Base Hardware Address: At the hardware level, peripheral features and behavior are controlled by registers. Each peripheral instance has its own base hardware address that points to the registers for that instance. The PDL uses this base address to access the necessary registers. Constants for each base address are defined in device-specific header files. It’s easy to find what you need.

 

Configuration Structure: Each peripheral instance is configurable. You modify values in a PDL configuration structure to change behavior to fit your requirements. When you initialize, enable and use a peripheral, the PDL manages register access using the base hardware address.

 

Context Structure: A single peripheral instance (however configured) may work on multiple instances of data. For example, an SCB configured as a UART operates on data buffers, and maintains status information about those buffers. The peripheral does not allocate this memory. The PDL defines the necessary data structure on which the peripheral operates. You allocate the structure in memory and provide it to the peripheral.

 

Many PDL API function calls require a parameter representing one or more of these three concepts. The precise details vary per peripheral, but the design is consistent throughout the PDL. When you look at the actual wording of function prototypes, you will discover that not only is the design consistent, so are the parameter names. The base hardware address is always called base. The configuration structure is always called config.

 

It’s a little thing, name consistency. Someone new to PDL 3.0 may not even notice. But it has a big impact. Once you get it, you’ve got it! There is no need to figure out, ok, so how is this driver put together? Of course each driver is functionally different, with its own API. But each uses the same parameters for the same things. And that will make your life as a developer a lot easier.

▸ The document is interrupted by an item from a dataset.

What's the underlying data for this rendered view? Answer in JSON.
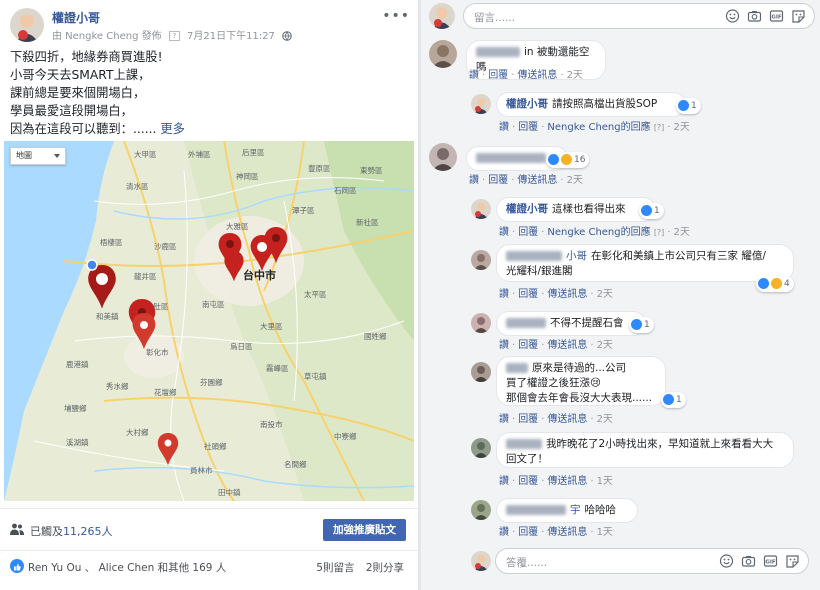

As a developer, working on new hardware is pretty common. The product team says “We’re going to use X in the next version.” About the first question on your mind when this happens is, “How do I write software for this platform?”

 

Let me give you a quick peek into what’s coming for PSoC 6. It’s pretty sweet. It is called the Peripheral Driver Library (PDL), The version for PSoC 6 is version 3.0. The PDL  is much more than just a driver library. It is actually a complete software development kit. It will look something like this:

 

PDL_Block.png

The PDL includes:

  • All the device-specific header files and startup code, for every PSoC 6 part and package
  • A driver library provided in source code that you can easily configure for customized drivers
  • Fully-integrated middleware, like the Cypress BLE stack
  • FreeRTOS

 

In short, it will have everything you need to fill the gap between your application and the hardware. It supports every functional block on the device. The code for each function in each driver is fully documented. The same library works for both the CM0+ and the CM4 cores on the PSoC 6.

 

PDL 3.0 for PSoC 6 is entirely new, just like the PSoC 6 family, and a lot more comprehensive than earlier versions of the PDL. PDL 3.0 will support PSoC 6 only. I am personally up to my eyeballs helping to get this ready for you. And that’s pretty exciting.

 

If you've got a topic you'd like to see discussed, about the PDL or software development for PSoC 6, let me know in the comments. I'll see what I can do. For now, I recognize this is all theoretical, until you can get your hands on the actual software. Stay tuned, there’s a lot of neat stuff coming.